Justice Toogood, Meat Industry Association survive challenges to grace Affco appeal

The Meat Industry Association also survived a challenge to its application to appear at today's hearing.

Justice Kit Toogood and the Meat Industry Association survived challenges from the New Zealand Meat Workers Union to grace Affco Holdings' Court of Appeal hearing today, where it sought to reclaim the notion that seasonal workers aren't in permanent employment.

The union this week unsuccessfully challenged Justice Toogood's slot on the three-person appeal bench on the basis that as a mere lawyer back in 1992 he represented the meat industry in NZ Meat Workers Union v Richmond, one of the cases that enshrined the idea that seasonal meat workers aren't in continuous employment. That was effectively overturned by the Employment Court last year in a ruling that Affco was granted leave to appeal in April.

The Meat Industry Association also survived a challenge to its application to appear at today's hearing as an intervenor, having argued that the Affco ruling had implications for 75 percent of the beef and lamb processing industry and some 13,000 workers.

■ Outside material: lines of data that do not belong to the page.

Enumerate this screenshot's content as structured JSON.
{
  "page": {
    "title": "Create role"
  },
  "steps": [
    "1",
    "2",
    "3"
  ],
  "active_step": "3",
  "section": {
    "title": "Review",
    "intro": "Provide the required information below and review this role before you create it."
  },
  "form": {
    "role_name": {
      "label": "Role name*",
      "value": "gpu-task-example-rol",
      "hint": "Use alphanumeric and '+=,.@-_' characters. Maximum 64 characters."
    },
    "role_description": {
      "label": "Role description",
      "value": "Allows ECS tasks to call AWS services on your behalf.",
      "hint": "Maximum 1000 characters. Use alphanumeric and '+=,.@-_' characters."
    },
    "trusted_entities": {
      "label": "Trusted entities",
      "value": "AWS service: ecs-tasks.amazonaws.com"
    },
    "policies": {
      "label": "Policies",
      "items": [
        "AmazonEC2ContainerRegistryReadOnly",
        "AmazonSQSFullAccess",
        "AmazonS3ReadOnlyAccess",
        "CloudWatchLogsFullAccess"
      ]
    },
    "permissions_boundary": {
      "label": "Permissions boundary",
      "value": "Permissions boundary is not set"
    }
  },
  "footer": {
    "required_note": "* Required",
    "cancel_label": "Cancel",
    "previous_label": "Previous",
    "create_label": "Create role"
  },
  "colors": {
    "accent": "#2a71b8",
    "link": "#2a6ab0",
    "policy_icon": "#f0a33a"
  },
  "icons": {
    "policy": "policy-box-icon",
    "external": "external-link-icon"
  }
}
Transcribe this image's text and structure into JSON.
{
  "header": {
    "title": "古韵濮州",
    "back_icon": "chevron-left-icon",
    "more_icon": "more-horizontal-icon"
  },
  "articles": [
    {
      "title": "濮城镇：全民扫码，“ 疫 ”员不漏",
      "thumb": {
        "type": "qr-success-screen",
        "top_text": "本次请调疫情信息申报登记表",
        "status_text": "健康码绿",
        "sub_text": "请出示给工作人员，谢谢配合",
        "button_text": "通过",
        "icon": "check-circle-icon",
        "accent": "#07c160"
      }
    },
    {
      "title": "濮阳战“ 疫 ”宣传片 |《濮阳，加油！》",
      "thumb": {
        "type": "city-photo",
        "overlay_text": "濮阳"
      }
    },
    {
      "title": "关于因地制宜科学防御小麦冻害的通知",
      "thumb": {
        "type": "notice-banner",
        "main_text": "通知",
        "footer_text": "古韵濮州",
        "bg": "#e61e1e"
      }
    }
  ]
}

Paul Wicks QC, for Affco, told the appeal court that the Employment Court had arrived at an "unjustified factual finding that employment continued in the off-season" which amounted to "a breach of natural justice".

Wicks said the expired Affco agreement was largely similar to earlier awards that the courts had concluded and meant Affco workers were laid off at the end of each season and hired anew when the new season began. That is a crucial point in the case because the union said Affco forced workers to sign up to new contracts when the new season began, even though the union and the company were still in negotiations for a new collective contract - a situation the Employment Court deemed a breach of good faith.

The Meat Industry Association argued that the Affco ruling had ramifications for the wider industry because many collective contracts contained similar clauses and the Employment Court had ignored 25 years of case law that would have been known to all the parties when the Affco contract was signed and failed to consider the context in which it approved.

The Meat Workers Union lawyer, Peter Cranney, who successfully argued what amounts to a landmark victory before the Employment Court, told the appeal court today that clauses in the Affco contract made clear the signatories weren't beholden to any precedent from earlier court cases. That included a "completeness clause" that said the agreement replaced any and all previous accords and/or understandings between the parties.

He said the Affco contract was markedly different in its entirety to other collective contracts across the industry and included residual obligations on the company that spanned the off-season, including recognition of seniority.

Presiding Justice Ellen France, who was given a fond farewell by Justice Rhys Harrison at the conclusion of the hearing today in recognition of her elevation to the Supreme Court, said the justices reserved their judgment. A decision is expected in about two weeks.

The appeal ruling is part of a series of ongoing legal clashes between Affco and the Meatworkers Union, which has achieved a measure of success in the Employment Court. The union's national secretary Graham Cooke said the win in the Employment Court had been a pyrrhic victory because Affco has continued to block access to its members at processing plants and treated them less favourably in terms of shifts and seniority.

Affco was the first under the government's new employment law to apply for an end to bargaining under amendments to the Employment Relations Act which lets firms opt out of multi-employer agreements and removed the duty under good faith bargaining for both sides to reach an agreement.

The original case covered workers at Affco's Rangiuru, Imlay, and Manawatu plants but the company had accepted any finding would cover all eight of its North Island plants.